  5. Yield Curve

    A line that plots the interest rates, at a set point in time, ...
  6. Heath-Jarrow-Morton Model - HJM ...

    A model that applies forward rates to an existing term structure ...
Related Articles
  1. Options & Futures

    Breaking Down The Binomial Model To Value An Option

    Find out how to carve your way into this valuation model niche.
  2. Options & Futures

    Managing Interest Rate Risk

    Learn which tools you need to manage the risk that comes with changing rates.
  3. Fundamental Analysis

    Derivatives 101

    Learn how to use this type of investment as an alternative way to participate in the market.
  4. Investing Basics

    The Barnyard Basics Of Derivatives

    This tale of a fictional chicken farm is a great way to learn how derivatives work in the market.
  5. Options & Futures

    Options Pricing

    Options are valued in a variety of different ways. Learn about how options are priced with this tutorial.
  6. Bonds & Fixed Income

    The Impact Of An Inverted Yield Curve

    Find out what happens when short-term interest rates exceed long-term rates.
  7. Investing Basics

    What Investors Should Know About Interest Rates

    Understanding interest rates helps you answer the fundamental question of where to put your money.
  8. Investing Basics

    Interest Rates And Your Bond Investments

    By understanding the factors that influence interest rates, you can learn to anticipate their movement and profit from it.
  9. Bonds & Fixed Income

    Bond Yield Curve Holds Predictive Powers

    This measure can shed light on future economic activity, inflation levels and interest rates.
  10. Investing

    What a Family Tradition Taught Me About Investing

    We share some lessons from friends and family on saving money and planning for retirement.
  1. What is a derivative?

    A derivative is a contract between two or more parties whose value is based on an agreed-upon underlying financial asset, ... Read Full Answer >>
  2. What is the utility function and how is it calculated?

    In economics, utility function is an important concept that measures preferences over a set of goods and services.

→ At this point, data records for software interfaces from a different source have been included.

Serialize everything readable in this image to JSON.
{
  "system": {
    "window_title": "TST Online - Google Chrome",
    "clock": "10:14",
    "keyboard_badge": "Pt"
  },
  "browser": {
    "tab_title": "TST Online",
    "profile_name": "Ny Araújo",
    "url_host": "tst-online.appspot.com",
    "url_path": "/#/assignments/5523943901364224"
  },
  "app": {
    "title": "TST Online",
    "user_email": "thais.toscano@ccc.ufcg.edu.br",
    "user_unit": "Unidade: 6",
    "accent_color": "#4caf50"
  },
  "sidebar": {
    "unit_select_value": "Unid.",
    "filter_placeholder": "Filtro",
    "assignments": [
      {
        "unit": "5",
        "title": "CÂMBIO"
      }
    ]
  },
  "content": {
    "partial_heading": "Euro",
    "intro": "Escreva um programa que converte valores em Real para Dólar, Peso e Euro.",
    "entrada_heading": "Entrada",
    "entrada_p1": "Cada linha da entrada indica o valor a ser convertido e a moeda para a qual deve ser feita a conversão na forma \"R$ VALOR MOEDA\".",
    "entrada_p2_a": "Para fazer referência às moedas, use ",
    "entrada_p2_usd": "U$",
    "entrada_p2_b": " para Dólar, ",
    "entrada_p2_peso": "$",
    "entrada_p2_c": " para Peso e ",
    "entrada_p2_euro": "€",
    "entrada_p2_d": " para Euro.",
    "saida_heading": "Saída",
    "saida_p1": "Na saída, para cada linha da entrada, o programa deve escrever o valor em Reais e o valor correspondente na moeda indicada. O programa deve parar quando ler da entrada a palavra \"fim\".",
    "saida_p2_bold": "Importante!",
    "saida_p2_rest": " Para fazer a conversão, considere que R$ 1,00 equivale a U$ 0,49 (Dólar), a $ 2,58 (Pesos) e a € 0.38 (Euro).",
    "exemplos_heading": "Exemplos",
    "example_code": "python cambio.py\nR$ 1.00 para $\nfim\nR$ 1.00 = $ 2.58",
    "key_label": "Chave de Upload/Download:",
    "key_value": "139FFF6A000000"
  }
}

Utility ... Read Full Answer >>
  3. How can I use a regression to see the correlation between prices and interest rates?

    In statistics, regression analysis is a widely used technique to uncover relationships among variables and determine whether ... Read Full Answer >>
  4. How does implied volatility impact the pricing of options?

    Implied volatility is an important aspect of the time value premium of an option. As implied volatility increases, call and ... Read Full Answer >>
  5. What is the relationship between implied volatility and the volatility skew?

    The volatility skew refers to the shape of implied volatilities for options graphed across the range of strike prices for ... Read Full Answer >>
  6. How is implied volatility for options impacted by a bearish market?

    Implied volatility for options increases during a bearish market. A bearish market is considered to have more risk than a ... Read Full Answer >>

You May Also Like

Hot Definitions
  1. Take A Bath

    A slang term referring to the situation of an investor who has experienced a large loss from an investment or speculative ...
  2. Black Friday

    1. A day of stock market catastrophe. Originally, September 24, 1869, was deemed Black Friday. The crash was sparked by gold ...
  3. Turkey

    Slang for an investment that yields disappointing results or turns out worse than expected. Failed business deals, securities ...
  4. Barefoot Pilgrim

    A slang term for an unsophisticated investor who loses all of his or her wealth by trading equities in the stock market. ...
  5. Quick Ratio

    The quick ratio is an indicator of a company’s short-term liquidity. The quick ratio measures a company’s ability to meet ...
  6. Black Tuesday

    October 29, 1929, when the DJIA fell 12% - one of the largest one-day drops in stock market history. More than 16 million ...
Trading Center